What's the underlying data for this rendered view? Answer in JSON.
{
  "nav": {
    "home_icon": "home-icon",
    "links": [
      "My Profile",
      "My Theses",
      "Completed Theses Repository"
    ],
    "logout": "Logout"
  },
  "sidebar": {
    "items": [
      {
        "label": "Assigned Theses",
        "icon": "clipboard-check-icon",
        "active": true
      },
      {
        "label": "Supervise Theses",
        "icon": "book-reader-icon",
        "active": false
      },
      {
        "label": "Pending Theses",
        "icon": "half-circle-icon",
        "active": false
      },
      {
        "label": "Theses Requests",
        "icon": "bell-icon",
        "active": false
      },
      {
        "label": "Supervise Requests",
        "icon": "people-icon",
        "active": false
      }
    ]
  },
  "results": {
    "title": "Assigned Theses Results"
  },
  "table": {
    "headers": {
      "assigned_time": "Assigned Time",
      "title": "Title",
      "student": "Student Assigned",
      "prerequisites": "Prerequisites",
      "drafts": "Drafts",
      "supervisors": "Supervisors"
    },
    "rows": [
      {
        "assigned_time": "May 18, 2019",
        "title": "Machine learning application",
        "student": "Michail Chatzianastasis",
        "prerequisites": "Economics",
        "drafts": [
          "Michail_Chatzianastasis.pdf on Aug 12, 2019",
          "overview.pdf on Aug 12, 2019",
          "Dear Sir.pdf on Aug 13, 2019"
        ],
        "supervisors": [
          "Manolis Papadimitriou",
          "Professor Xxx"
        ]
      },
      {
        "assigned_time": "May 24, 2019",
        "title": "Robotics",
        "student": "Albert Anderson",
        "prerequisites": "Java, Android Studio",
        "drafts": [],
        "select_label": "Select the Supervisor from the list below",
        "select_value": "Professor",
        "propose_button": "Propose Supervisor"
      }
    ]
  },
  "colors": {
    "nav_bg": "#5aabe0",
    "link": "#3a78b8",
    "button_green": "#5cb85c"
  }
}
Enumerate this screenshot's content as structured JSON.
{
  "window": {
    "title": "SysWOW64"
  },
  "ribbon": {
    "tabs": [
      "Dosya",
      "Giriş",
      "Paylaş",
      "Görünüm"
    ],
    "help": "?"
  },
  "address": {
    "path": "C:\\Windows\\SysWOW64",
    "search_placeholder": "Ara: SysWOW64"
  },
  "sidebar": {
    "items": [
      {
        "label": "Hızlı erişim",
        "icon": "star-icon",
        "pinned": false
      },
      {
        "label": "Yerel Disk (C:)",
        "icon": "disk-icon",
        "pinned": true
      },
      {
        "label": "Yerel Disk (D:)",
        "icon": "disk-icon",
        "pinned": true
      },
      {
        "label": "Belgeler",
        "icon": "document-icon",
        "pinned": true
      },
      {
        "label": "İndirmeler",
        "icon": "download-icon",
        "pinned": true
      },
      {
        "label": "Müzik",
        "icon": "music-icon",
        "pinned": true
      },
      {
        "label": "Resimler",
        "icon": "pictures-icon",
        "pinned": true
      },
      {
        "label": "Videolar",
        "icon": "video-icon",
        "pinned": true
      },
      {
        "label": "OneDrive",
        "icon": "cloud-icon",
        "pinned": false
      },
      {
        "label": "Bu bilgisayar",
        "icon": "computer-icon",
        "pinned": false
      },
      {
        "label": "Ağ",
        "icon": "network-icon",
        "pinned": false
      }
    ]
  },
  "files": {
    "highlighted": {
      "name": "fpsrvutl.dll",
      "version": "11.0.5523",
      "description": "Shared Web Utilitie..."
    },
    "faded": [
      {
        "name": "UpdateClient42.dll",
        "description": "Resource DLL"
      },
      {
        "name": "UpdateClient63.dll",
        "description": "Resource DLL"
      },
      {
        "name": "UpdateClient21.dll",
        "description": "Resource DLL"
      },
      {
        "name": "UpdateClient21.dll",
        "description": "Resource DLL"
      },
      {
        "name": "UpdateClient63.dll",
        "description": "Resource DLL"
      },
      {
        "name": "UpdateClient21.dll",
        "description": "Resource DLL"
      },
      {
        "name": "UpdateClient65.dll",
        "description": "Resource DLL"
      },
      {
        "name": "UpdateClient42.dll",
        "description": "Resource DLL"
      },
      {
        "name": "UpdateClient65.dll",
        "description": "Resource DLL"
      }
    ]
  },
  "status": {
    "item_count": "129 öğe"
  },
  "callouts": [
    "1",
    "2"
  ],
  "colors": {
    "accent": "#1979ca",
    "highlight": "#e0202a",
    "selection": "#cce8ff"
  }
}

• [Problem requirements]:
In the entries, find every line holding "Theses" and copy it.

• [Output below]:
      "My Theses",
      "Completed Theses Repository"
        "label": "Assigned Theses",
        "label": "Supervise Theses",
        "label": "Pending Theses",
        "label": "Theses Requests",
    "title": "Assigned Theses Results"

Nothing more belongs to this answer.